Porcine Epidemic Diarrhea has not made its way into British Columbia and the BC hog industry wants to keep it that way.
The industry has received $600,000 from the provincial and federal governments through Growing Forward II to implement bio-security programs to prevent PED and other infectious diseases from coming onto BC hog farms and to minimize the impact should prevention efforts fail.
As of mid-April, 52 farms in Ontario, one in Quebec, one in PEI and one in Manitoba as well as a Manitoba hog assembly yard were confirmed with the highly infectious virus which kills virtually 100 percent of the piglets it infects.
“We’re quite capable of controlling the disease unless it gets into the environment,” says Dr. Chris Byra of Greenbelt Veterinary Services in Chilliwack, BC.DSC_0047
For the past few years, the BC Pork Producers Association has contracted Byra to provide technical support services to its 21 members. In 2012, he was also named manager of the Canadian Swine Health Information Network (CSHIN).
Both he and BCPPA general manager Geraldine Auston praise the support they are receiving from the province.
“I’m still getting over the shock and awe of how interested government is in helping this small industry,” Auston said.
In late February, the industry began regular sampling at the two slaughterhouses that handle pigs from both BC and Alberta, Britco Packers in Aldergrove and Johnston’s Packers in Chilliwack.
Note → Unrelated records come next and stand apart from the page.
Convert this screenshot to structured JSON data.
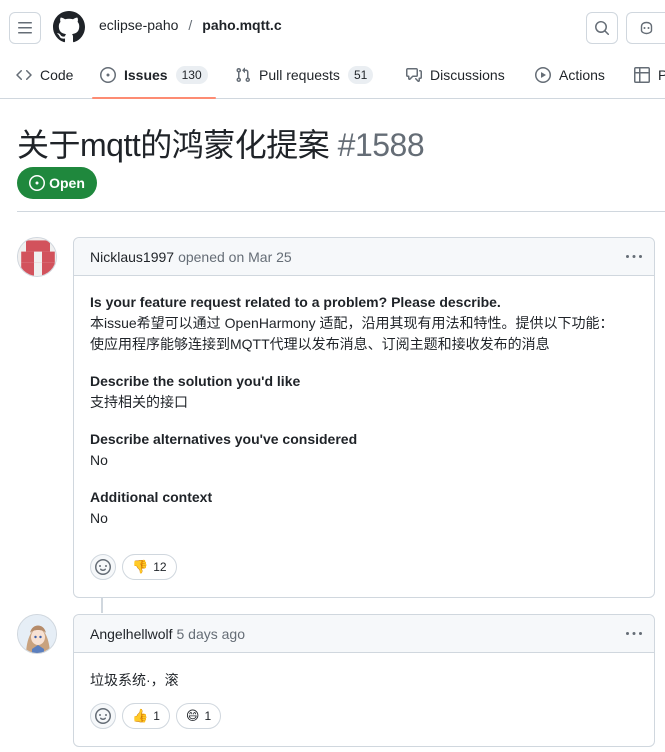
{
  "header": {
    "owner": "eclipse-paho",
    "separator": "/",
    "repo": "paho.mqtt.c"
  },
  "tabs": [
    {
      "label": "Code"
    },
    {
      "label": "Issues",
      "count": "130"
    },
    {
      "label": "Pull requests",
      "count": "51"
    },
    {
      "label": "Discussions"
    },
    {
      "label": "Actions"
    },
    {
      "label": "P"
    }
  ],
  "issue": {
    "title": "关于mqtt的鸿蒙化提案",
    "number": "#1588",
    "state": "Open"
  },
  "comments": [
    {
      "author": "Nicklaus1997",
      "meta": "opened on Mar 25",
      "blocks": [
        {
          "heading": "Is your feature request related to a problem? Please describe.",
          "lines": [
            "本issue希望可以通过 OpenHarmony 适配，沿用其现有用法和特性。提供以下功能：",
            "使应用程序能够连接到MQTT代理以发布消息、订阅主题和接收发布的消息"
          ]
        },
        {
          "heading": "Describe the solution you'd like",
          "lines": [
            "支持相关的接口"
          ]
        },
        {
          "heading": "Describe alternatives you've considered",
          "lines": [
            "No"
          ]
        },
        {
          "heading": "Additional context",
          "lines": [
            "No"
          ]
        }
      ],
      "reactions": [
        {
          "emoji": "👎",
          "count": "12"
        }
      ]
    },
    {
      "author": "Angelhellwolf",
      "meta": "5 days ago",
      "text": "垃圾系统·，滚",
      "reactions": [
        {
          "emoji": "👍",
          "count": "1"
        },
        {
          "emoji": "😄",
          "count": "1"
        }
      ]
    }
  ],
  "colors": {
    "open_state": "#1f883d",
    "tab_underline": "#fd8c73",
    "border": "#d0d7de"
  }
}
Samples are taken every other week at each facility. During testing weeks, sampling is conducted each day hogs are delivered (five days/week at Britco, 3-4 days/week at Johnston’s). The BC Ministry of Agriculture Animal Health Lab in Abbotsford is testing the samples at no charge. The lab is one of only three Canadian labs accredited as a veterinary diagnostic lab by the American Association of Veterinary Laboratory Diagnosticians.
“We want to over test so our producers don’t suffer the same losses as Ontario,” said BCMA plant and animal health branch director Jane Pritchard.
The lab is testing for both PED and the swine deltacoronavirus (which requires two different tests). The two viruses have similar symptoms but SDCV is not as severe.
“To date, all our samples from both slaughterhouses and pigs with diarrhea have tested negative for both PED and SDCV,” Pritchard said May 26th.
The one year bio-security program is working with slaughter plants, feed and dead stock companies to identify and correct biosecurity risks. That includes creating a plan to deal with an outbreak on an Alberta farm which ships to BC.
“We are using a study Dr. Josh Waddington (of Greenbelt) did for CSHIN two years ago as a basis for our work at the slaughter plants,” Byra said.
Since most Ontario outbreaks have been blamed on contaminated trucks moving between farms and packers, that is where BC is placing its focus.
“Our aim is to create a situation where a livestock transport truck leaves the plant clean,” Byra said, noting that includes providing separate entry and exit lanes for the trucks.
The program will provide matching funding for slaughter plants to make those and other capital improvements to address biosecurity risks.
This component also includes training for livestock transporters. West Coast Reduction, which takes most producers dead stock, has already implemented heightened biosecurity protocols.
“Our drivers now carry Virkon and spray the wheels and truck body after a spillage,” a WCR spokesman says.
The second component aims to increase on-farm bio-security. The BCPPA has hired Heather Carriere, whose experience includes work with Elite Swine and as a Canadian Food Inspection Agency slaughterhouse inspector, to visit all BC hog farms at least twice in the next year to review their on-farm bio-security protocols and recommend changes.
Byra has been offering farmers advice on bio-security for three years but says Carriere provides “a second set of eyes” to ensure they are doing everything possible to prevent entry of the disease onto their farms. She has up to $15,000/farm available to help producers make positive changes. The program also includes a contingency fund for a potential outbreak on farm.
“We want to be able to contain an outbreak if it does occur,” Byra said. “If a farm breaks, that farmer has a lot to do to protect other farms from getting it and the contingency fund will help him do it.”
Finally, the program will hire a consultant to develop a truck wash in BC, similar to those which already exist in Ontario and the prairie provinces. Canadian Border Services agents can order livestock trucks coming from US farms to go to Manitoba’s accredited washer if they deem them to be unclean. Any truck wash built in BC would be available to both hog and cattle haulers. •
— David Schmidt